AVAILABLE DATA ▸
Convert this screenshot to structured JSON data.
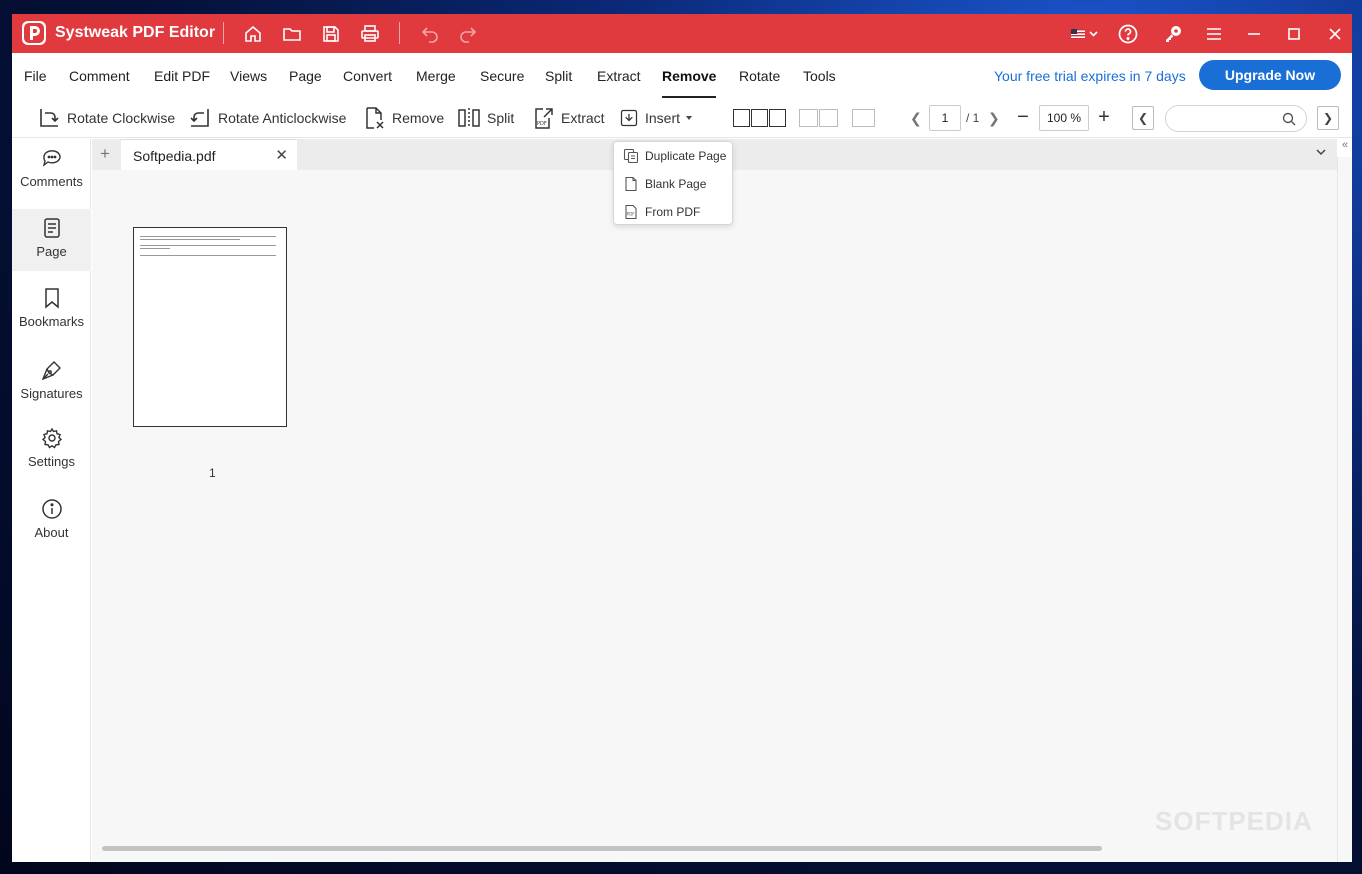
{
  "titlebar": {
    "title": "Systweak PDF Editor",
    "icons": [
      "home-icon",
      "folder-icon",
      "save-icon",
      "print-icon",
      "undo-icon",
      "redo-icon",
      "flag-icon",
      "help-icon",
      "key-icon",
      "menu-icon",
      "minimize-icon",
      "maximize-icon",
      "close-icon"
    ],
    "color": "#e0393e"
  },
  "menubar": {
    "items": [
      "File",
      "Comment",
      "Edit PDF",
      "Views",
      "Page",
      "Convert",
      "Merge",
      "Secure",
      "Split",
      "Extract",
      "Remove",
      "Rotate",
      "Tools"
    ],
    "active": "Remove",
    "trial_text": "Your free trial expires in 7 days",
    "upgrade_label": "Upgrade Now",
    "accent": "#1a6fd6"
  },
  "toolbar": {
    "rotate_cw": "Rotate Clockwise",
    "rotate_acw": "Rotate Anticlockwise",
    "remove": "Remove",
    "split": "Split",
    "extract": "Extract",
    "insert": "Insert",
    "page_current": "1",
    "page_total": "/ 1",
    "zoom": "100 %"
  },
  "insert_menu": {
    "items": [
      "Duplicate Page",
      "Blank Page",
      "From PDF"
    ]
  },
  "sidebar": {
    "items": [
      "Comments",
      "Page",
      "Bookmarks",
      "Signatures",
      "Settings",
      "About"
    ],
    "active": "Page"
  },
  "tabs": {
    "active_file": "Softpedia.pdf"
  },
  "document": {
    "page_number": "1"
  },
  "watermark": "SOFTPEDIA"
}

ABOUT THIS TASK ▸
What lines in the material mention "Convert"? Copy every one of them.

RESPONSE BOX ▸
Convert this screenshot to structured JSON data.
      "Convert",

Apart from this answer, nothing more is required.